## What the task requires
Copy out all the lines of the data precisely, omitting any pictures.

## Records to process

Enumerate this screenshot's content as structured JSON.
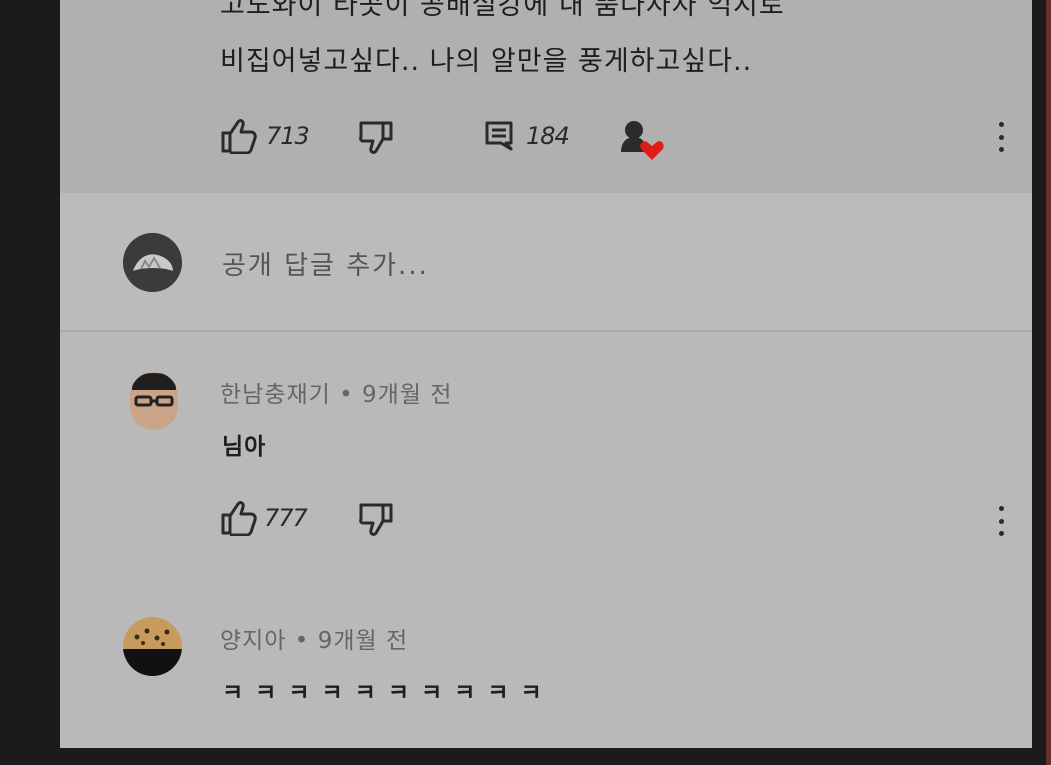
{
  "top_comment": {
    "line1": "고도와이 타곳이 공배설강에 내 뿜다자자 억지로",
    "line2": "비집어넣고싶다.. 나의 알만을 풍게하고싶다..",
    "likes": "713",
    "replies": "184"
  },
  "reply_box": {
    "placeholder": "공개 답글 추가..."
  },
  "comments": [
    {
      "author": "한남충재기",
      "separator": "•",
      "time": "9개월 전",
      "text": "님아",
      "likes": "777"
    },
    {
      "author": "양지아",
      "separator": "•",
      "time": "9개월 전",
      "text": "ㅋ ㅋ ㅋ ㅋ ㅋ ㅋ ㅋ ㅋ ㅋ ㅋ"
    }
  ],
  "colors": {
    "heart": "#e01b1b",
    "panel": "#b9b9b9",
    "background": "#1b1b1b"
  },
  "icons": [
    "thumbs-up-icon",
    "thumbs-down-icon",
    "comment-icon",
    "creator-heart-icon",
    "more-vert-icon"
  ]
}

## Output for this task
Enumerate this screenshot's content as structured JSON.
{
  "top_comment": {
    "line1": "고도와이 타곳이 공배설강에 내 뿜다자자 억지로",
    "line2": "비집어넣고싶다.. 나의 알만을 풍게하고싶다..",
    "likes": "713",
    "replies": "184"
  },
  "reply_box": {
    "placeholder": "공개 답글 추가..."
  },
  "comments": [
    {
      "author": "한남충재기",
      "separator": "•",
      "time": "9개월 전",
      "text": "님아",
      "likes": "777"
    },
    {
      "author": "양지아",
      "separator": "•",
      "time": "9개월 전",
      "text": "ㅋ ㅋ ㅋ ㅋ ㅋ ㅋ ㅋ ㅋ ㅋ ㅋ"
    }
  ],
  "colors": {
    "heart": "#e01b1b",
    "panel": "#b9b9b9",
    "background": "#1b1b1b"
  },
  "icons": [
    "thumbs-up-icon",
    "thumbs-down-icon",
    "comment-icon",
    "creator-heart-icon",
    "more-vert-icon"
  ]
}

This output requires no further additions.